Segment Open

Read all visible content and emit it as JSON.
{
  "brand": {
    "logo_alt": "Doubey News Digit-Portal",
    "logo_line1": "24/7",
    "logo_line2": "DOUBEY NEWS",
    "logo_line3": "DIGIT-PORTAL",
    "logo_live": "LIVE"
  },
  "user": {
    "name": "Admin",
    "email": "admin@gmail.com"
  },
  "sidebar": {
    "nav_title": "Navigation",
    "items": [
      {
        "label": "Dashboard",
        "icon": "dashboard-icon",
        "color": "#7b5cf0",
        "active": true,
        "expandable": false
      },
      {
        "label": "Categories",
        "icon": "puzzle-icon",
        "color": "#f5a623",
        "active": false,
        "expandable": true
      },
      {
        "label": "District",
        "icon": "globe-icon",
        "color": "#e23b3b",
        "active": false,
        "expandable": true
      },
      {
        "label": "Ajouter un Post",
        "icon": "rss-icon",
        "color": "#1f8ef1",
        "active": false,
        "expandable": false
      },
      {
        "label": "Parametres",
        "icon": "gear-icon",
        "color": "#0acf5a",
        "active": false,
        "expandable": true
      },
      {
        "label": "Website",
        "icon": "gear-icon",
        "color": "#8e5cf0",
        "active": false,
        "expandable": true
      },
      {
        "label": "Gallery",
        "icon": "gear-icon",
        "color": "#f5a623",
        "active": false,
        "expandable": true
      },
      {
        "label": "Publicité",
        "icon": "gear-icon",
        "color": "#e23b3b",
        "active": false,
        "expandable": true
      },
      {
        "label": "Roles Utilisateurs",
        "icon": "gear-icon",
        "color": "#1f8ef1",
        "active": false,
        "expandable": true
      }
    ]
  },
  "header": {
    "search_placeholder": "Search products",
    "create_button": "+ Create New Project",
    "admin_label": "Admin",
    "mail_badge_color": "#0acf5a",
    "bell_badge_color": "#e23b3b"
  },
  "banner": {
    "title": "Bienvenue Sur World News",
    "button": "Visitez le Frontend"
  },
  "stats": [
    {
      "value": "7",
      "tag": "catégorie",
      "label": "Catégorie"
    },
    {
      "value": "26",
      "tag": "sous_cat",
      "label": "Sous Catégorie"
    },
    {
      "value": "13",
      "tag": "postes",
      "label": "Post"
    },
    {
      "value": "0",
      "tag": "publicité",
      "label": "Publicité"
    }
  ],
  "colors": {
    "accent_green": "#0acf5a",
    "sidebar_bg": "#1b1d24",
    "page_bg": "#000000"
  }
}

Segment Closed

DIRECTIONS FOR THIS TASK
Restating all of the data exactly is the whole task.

TASK RESULT
Read all visible content and emit it as JSON.
{
  "brand": {
    "logo_alt": "Doubey News Digit-Portal",
    "logo_line1": "24/7",
    "logo_line2": "DOUBEY NEWS",
    "logo_line3": "DIGIT-PORTAL",
    "logo_live": "LIVE"
  },
  "user": {
    "name": "Admin",
    "email": "admin@gmail.com"
  },
  "sidebar": {
    "nav_title": "Navigation",
    "items": [
      {
        "label": "Dashboard",
        "icon": "dashboard-icon",
        "color": "#7b5cf0",
        "active": true,
        "expandable": false
      },
      {
        "label": "Categories",
        "icon": "puzzle-icon",
        "color": "#f5a623",
        "active": false,
        "expandable": true
      },
      {
        "label": "District",
        "icon": "globe-icon",
        "color": "#e23b3b",
        "active": false,
        "expandable": true
      },
      {
        "label": "Ajouter un Post",
        "icon": "rss-icon",
        "color": "#1f8ef1",
        "active": false,
        "expandable": false
      },
      {
        "label": "Parametres",
        "icon": "gear-icon",
        "color": "#0acf5a",
        "active": false,
        "expandable": true
      },
      {
        "label": "Website",
        "icon": "gear-icon",
        "color": "#8e5cf0",
        "active": false,
        "expandable": true
      },
      {
        "label": "Gallery",
        "icon": "gear-icon",
        "color": "#f5a623",
        "active": false,
        "expandable": true
      },
      {
        "label": "Publicité",
        "icon": "gear-icon",
        "color": "#e23b3b",
        "active": false,
        "expandable": true
      },
      {
        "label": "Roles Utilisateurs",
        "icon": "gear-icon",
        "color": "#1f8ef1",
        "active": false,
        "expandable": true
      }
    ]
  },
  "header": {
    "search_placeholder": "Search products",
    "create_button": "+ Create New Project",
    "admin_label": "Admin",
    "mail_badge_color": "#0acf5a",
    "bell_badge_color": "#e23b3b"
  },
  "banner": {
    "title": "Bienvenue Sur World News",
    "button": "Visitez le Frontend"
  },
  "stats": [
    {
      "value": "7",
      "tag": "catégorie",
      "label": "Catégorie"
    },
    {
      "value": "26",
      "tag": "sous_cat",
      "label": "Sous Catégorie"
    },
    {
      "value": "13",
      "tag": "postes",
      "label": "Post"
    },
    {
      "value": "0",
      "tag": "publicité",
      "label": "Publicité"
    }
  ],
  "colors": {
    "accent_green": "#0acf5a",
    "sidebar_bg": "#1b1d24",
    "page_bg": "#000000"
  }
}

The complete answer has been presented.